Asif Khan, who designed the West Beach Café, has been named as the only British architect out of more than 1,700 entries worldwide to have been shortlisted to design the new, ultra-modern Guggenheim Helsinki, in Finland.

The 35-year-old Londoner began his career in Littlehampton, with café owner Jane Wood giving him is first professional commission.

A delighted Jane – who also owns the internationally acclaimed East Beach Café – said this was a fantastic result, not just for Khan, but for Littlehampton, too.

She said: “I always thought he was a very, very clever chap. But this is just fabulous.

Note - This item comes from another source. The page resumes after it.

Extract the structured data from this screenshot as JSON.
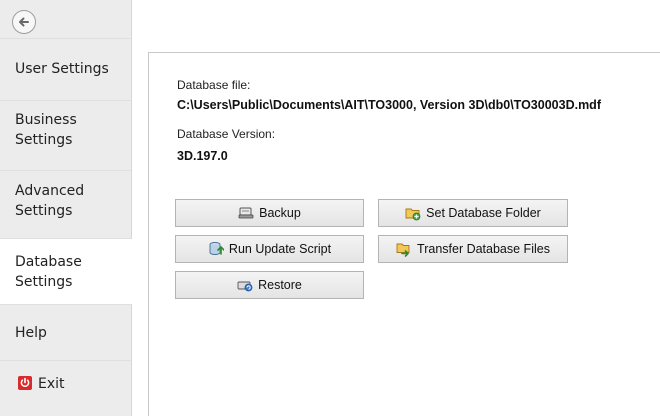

“It brings more people into the town and it’s really positive publicity. It’s the kind of publicity that we need and that any town would certainly want.”

Khan and his practice were just one of only six to make the final cut of the prestigious competition, with others from the USA, Germany, France and Switzerland also making the grade.

During his career he has won numerous awards for his architectural brilliance and was even named as one of the ‘ones to watch in 2012’ by the Observer newspaper.

However, it was Jane Wood who was the first to see his potential

She hired him while he was still a student, following a recommendation from a friend.

“He was a student at the Architectural Association and a friend had seen some of his work and asked me to look at it to see what I thought,” Jane said. “Well, I thought it was excellent.

“He was a lot younger than Thomas Heatherwick, who did the East Beach Café, but he was certainly very talented.

“So I decided to commission him. It was his first job.”

Khan will now be working on his final plans which could ultimately see his designs for the imposing 39,698 sq ft Guggenheim being given the green light.

The finalists will need to submit their proposals for the second-round deadline in March.

A winner will be announced in June and will receive €100,000 (£79,341.50) and the five runner-ups will each get €55,000 (£43,637.82).